**Description of the task:** Return each line of the entries that holds the string "只要阳光干净".

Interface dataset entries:
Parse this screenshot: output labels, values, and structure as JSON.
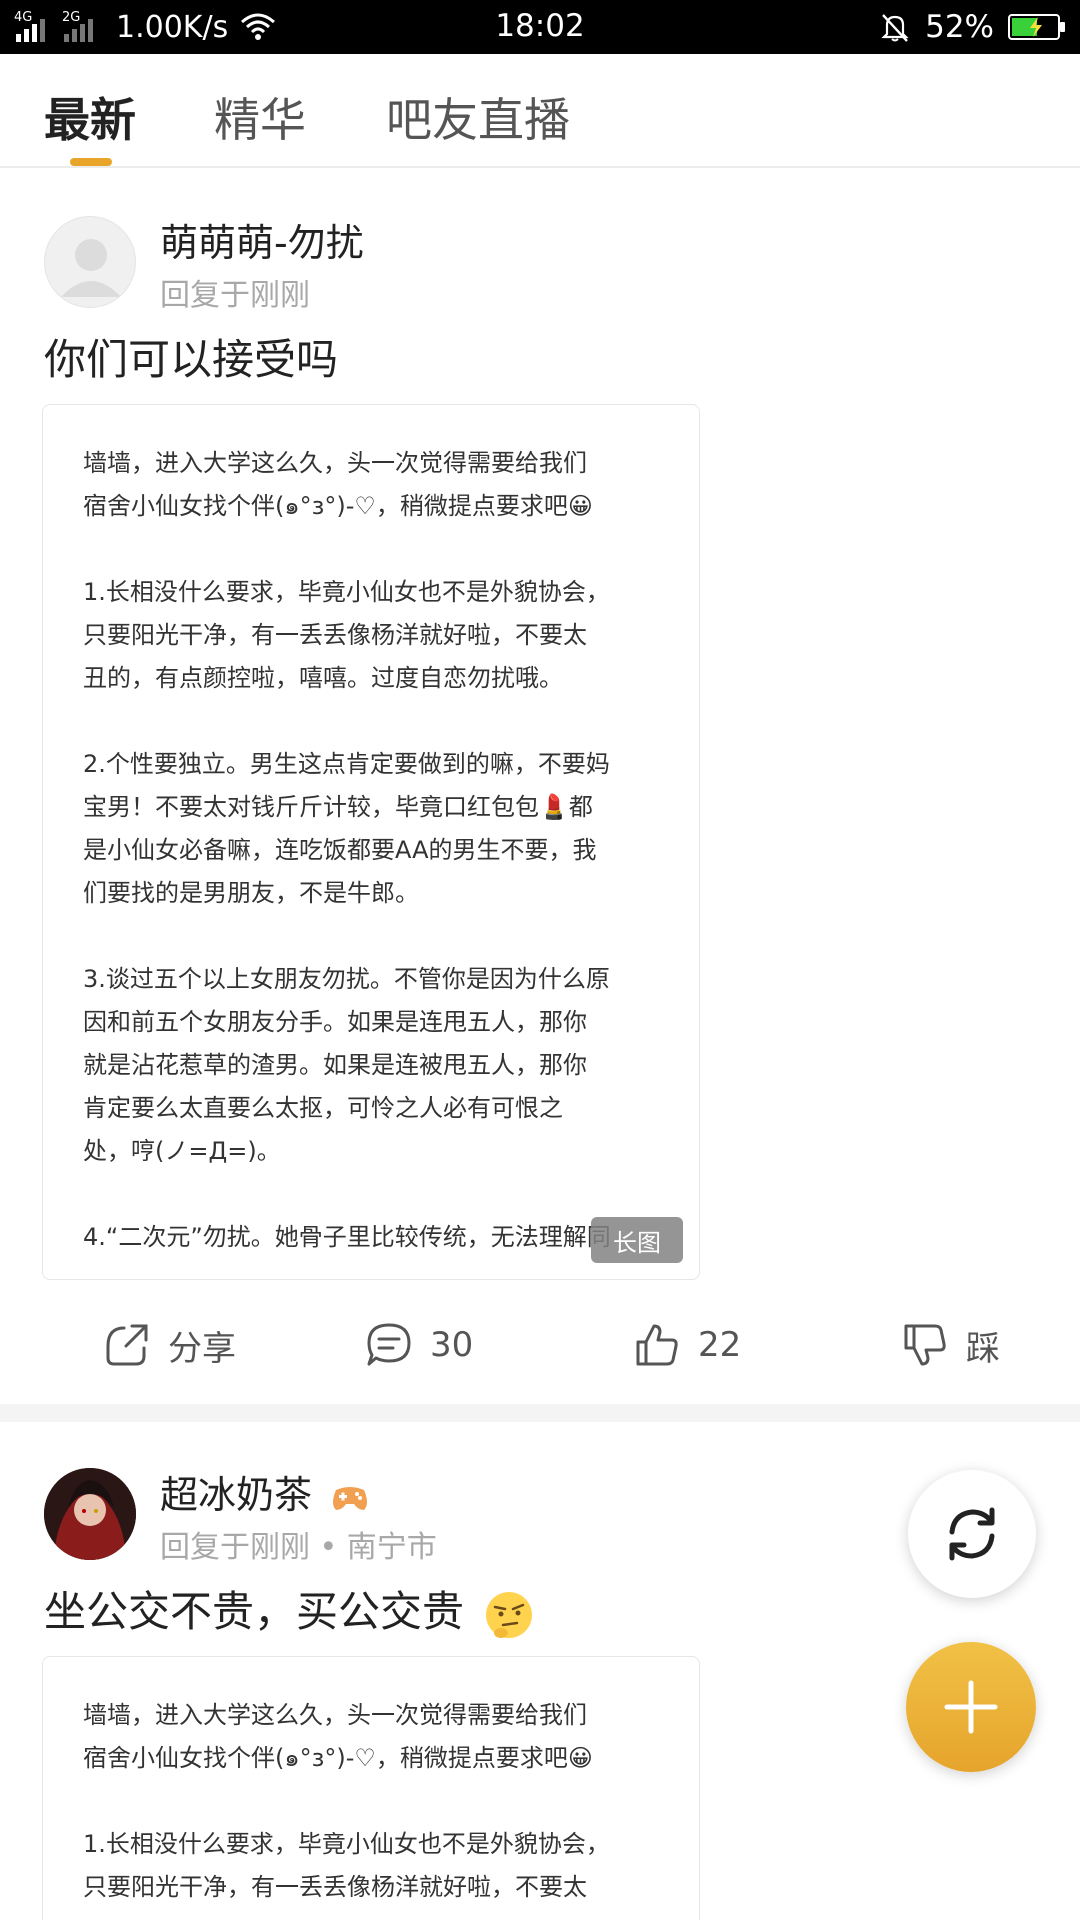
{
  "status_bar": {
    "network_1": "4G",
    "network_2": "2G",
    "speed": "1.00K/s",
    "time": "18:02",
    "battery": "52%"
  },
  "tabs": [
    {
      "label": "最新",
      "active": true
    },
    {
      "label": "精华",
      "active": false
    },
    {
      "label": "吧友直播",
      "active": false
    }
  ],
  "posts": [
    {
      "author": "萌萌萌-勿扰",
      "meta": "回复于刚刚",
      "title": "你们可以接受吗",
      "image_lines": [
        "墙墙，进入大学这么久，头一次觉得需要给我们",
        "宿舍小仙女找个伴(๑°з°)-♡，稍微提点要求吧😀",
        "",
        "1.长相没什么要求，毕竟小仙女也不是外貌协会，",
        "只要阳光干净，有一丢丢像杨洋就好啦，不要太",
        "丑的，有点颜控啦，嘻嘻。过度自恋勿扰哦。",
        "",
        "2.个性要独立。男生这点肯定要做到的嘛，不要妈",
        "宝男！不要太对钱斤斤计较，毕竟口红包包💄都",
        "是小仙女必备嘛，连吃饭都要AA的男生不要，我",
        "们要找的是男朋友，不是牛郎。",
        "",
        "3.谈过五个以上女朋友勿扰。不管你是因为什么原",
        "因和前五个女朋友分手。如果是连甩五人，那你",
        "就是沾花惹草的渣男。如果是连被甩五人，那你",
        "肯定要么太直要么太抠，可怜之人必有可恨之",
        "处，哼(ノ=Д=)。",
        "",
        "4.“二次元”勿扰。她骨子里比较传统，无法理解同"
      ],
      "long_image_badge": "长图",
      "share_label": "分享",
      "comment_count": "30",
      "like_count": "22",
      "dislike_label": "踩"
    },
    {
      "author": "超冰奶茶",
      "meta": "回复于刚刚 • 南宁市",
      "title": "坐公交不贵，买公交贵",
      "image_lines": [
        "墙墙，进入大学这么久，头一次觉得需要给我们",
        "宿舍小仙女找个伴(๑°з°)-♡，稍微提点要求吧😀",
        "",
        "1.长相没什么要求，毕竟小仙女也不是外貌协会，",
        "只要阳光干净，有一丢丢像杨洋就好啦，不要太"
      ]
    }
  ],
  "colors": {
    "accent": "#e8a52a",
    "fab_add": "#eeb33c",
    "badge": "#8a8a8a"
  },
  "icons": [
    "signal-icon",
    "wifi-icon",
    "mute-bell-icon",
    "battery-icon",
    "share-icon",
    "comment-icon",
    "like-icon",
    "dislike-icon",
    "refresh-icon",
    "add-icon",
    "gamepad-icon",
    "thinking-emoji-icon"
  ]
}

**Response:**
        "只要阳光干净，有一丢丢像杨洋就好啦，不要太",
        "只要阳光干净，有一丢丢像杨洋就好啦，不要太"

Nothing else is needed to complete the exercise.